YORKTOWN, N.Y. – Into everyone’s life a little sun must shine. In Yorktown, on the coldest days of March, during a power outage of unparalleled duration, those rays piercing the frigid temperatures and darkness came in the form of volunteers, and town officials made sure last week to recognize some of them.
At the Town Board’s regular meeting on Tuesday, May 1, Councilman Tom Diana called a group of individuals to the front of the council chambers to show them the community’s gratitude.
Referring to folders he held, Diana said, “These are certificates of appreciation to the people that helped us hand out ice, the dry ice, during the last days of the power outage. You know who your friends are when you can call them up and at a moment’s notice, they rally together and they bring in a group of people that are more than willing to help.”
He then announced more than a handful of names, and as he did so, the volunteers rose, shook hands with Diana and members of the governing body gathered at the podium and joined a growing line in front of the dais: Tyler Campobasso, Tyler Pugliese, Ryan Campobasso, Kevin Byrnes, John Campobasso, James Pugliese, Brian Danish and Brett Warden.
Richard Deleo, who co-chairs the CERT team with Byrnes and was unable to attend the meeting, was also recognized.

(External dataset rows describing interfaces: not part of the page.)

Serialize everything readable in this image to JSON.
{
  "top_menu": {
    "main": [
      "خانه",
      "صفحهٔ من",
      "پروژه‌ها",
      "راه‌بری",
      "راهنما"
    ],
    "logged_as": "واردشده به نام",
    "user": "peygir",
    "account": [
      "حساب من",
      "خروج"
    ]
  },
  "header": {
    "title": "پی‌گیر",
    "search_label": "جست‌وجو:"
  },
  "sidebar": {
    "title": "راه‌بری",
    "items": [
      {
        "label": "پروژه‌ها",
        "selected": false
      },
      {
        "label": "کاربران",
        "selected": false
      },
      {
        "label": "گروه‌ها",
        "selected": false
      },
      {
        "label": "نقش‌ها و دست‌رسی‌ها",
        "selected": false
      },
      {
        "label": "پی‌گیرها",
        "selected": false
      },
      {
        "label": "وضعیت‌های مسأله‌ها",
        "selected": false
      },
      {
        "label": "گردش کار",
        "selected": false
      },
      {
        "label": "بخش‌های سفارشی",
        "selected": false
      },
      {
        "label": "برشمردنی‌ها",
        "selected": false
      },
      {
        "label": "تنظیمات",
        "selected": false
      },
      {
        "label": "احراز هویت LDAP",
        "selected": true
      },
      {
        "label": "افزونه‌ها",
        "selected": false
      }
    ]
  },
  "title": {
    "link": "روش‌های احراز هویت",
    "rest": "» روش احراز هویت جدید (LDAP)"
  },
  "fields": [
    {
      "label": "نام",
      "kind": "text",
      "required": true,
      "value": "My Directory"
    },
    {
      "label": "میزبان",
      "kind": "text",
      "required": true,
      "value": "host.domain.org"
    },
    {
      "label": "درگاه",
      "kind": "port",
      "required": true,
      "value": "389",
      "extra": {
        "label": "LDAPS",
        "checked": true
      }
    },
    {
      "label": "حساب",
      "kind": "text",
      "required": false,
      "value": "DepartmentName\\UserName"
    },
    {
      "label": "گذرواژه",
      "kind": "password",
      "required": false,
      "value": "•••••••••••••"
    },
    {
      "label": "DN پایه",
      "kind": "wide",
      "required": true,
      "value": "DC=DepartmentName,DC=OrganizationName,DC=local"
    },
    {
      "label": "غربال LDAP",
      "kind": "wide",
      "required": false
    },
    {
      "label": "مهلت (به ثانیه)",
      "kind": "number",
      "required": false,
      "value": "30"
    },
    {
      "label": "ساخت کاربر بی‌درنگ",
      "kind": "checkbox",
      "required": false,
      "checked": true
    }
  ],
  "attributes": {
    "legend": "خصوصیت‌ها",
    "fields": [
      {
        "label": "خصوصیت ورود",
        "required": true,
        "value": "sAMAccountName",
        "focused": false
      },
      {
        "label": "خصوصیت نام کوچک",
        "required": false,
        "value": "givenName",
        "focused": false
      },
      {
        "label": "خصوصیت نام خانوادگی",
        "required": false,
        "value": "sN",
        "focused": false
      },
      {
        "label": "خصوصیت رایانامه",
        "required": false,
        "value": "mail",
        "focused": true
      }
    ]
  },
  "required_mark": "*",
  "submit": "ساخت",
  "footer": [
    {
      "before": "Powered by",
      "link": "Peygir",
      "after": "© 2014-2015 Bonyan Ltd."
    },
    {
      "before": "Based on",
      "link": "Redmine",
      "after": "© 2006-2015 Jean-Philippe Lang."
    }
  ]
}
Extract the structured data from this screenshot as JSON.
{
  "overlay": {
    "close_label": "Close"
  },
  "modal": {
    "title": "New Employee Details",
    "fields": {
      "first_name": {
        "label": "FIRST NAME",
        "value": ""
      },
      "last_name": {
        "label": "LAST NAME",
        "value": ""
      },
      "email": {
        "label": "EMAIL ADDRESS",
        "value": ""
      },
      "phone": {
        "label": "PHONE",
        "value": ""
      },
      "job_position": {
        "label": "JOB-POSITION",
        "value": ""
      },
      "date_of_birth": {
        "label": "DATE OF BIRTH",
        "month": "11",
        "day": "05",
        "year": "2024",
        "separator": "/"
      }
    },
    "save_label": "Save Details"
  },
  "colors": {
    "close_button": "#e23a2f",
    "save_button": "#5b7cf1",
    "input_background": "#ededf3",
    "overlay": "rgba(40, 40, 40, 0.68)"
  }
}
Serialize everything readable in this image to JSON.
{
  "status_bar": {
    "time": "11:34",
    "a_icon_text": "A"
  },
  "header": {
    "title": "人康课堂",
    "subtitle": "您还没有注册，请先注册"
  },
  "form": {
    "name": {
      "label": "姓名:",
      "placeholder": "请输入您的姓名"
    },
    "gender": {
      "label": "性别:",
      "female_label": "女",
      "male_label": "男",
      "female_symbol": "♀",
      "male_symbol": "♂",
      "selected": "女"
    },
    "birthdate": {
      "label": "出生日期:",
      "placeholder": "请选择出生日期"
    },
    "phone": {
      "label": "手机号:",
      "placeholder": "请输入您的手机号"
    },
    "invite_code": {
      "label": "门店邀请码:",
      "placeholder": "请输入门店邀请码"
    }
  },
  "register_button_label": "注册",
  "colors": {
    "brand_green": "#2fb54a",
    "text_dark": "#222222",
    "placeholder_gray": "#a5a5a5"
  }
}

After distributing the certificates, Diana told the audience, “Yorktowners come together in the most dire situations. These are people that you can count on. I don’t care if they are 15 or 50, they’re here to help.
“One phone call and this is the response I get,” he added.
During the spate of nor’easters in early March, the Yorktown Community and Cultural Center served as a warming station and accommodated overnight sheltering in an operation manned by the Community Emergency Response Team.
Byrnes, asked to say a few words at the meeting, detailed some of the volunteers’ responsibilities, from setting up tech charging stations and cots to distributing food and dry ice provided by Con Edison and the town. Diana, in fact, drove to Carmel to pick up water and dry ice from New York State Electric and Gas before ConEd designated the town a distribution center for dry ice.
Byrnes said about 15 people sheltered at the warming center overnight during the power outage.
Diana also made a point of calling out the efforts of Barry Gelbman, foreman, and Todd Orlowski, superintendent, both with Parks and Recreation.
The nor’easters were also on the mind of Supervisor Ilan Gilbert, who said during his opening remarks at the meeting that he had appeared on April 24 before an administrative law judge of the Public Service Commission in Pound Ridge to fault the responses of the utilities companies to the March storms.
In his statement to the commission, Gilbert cited the utilities’ failures to, among other things, pre-position their resources, communicate effectively with mutual aid crews and provide accurate information about power restoration.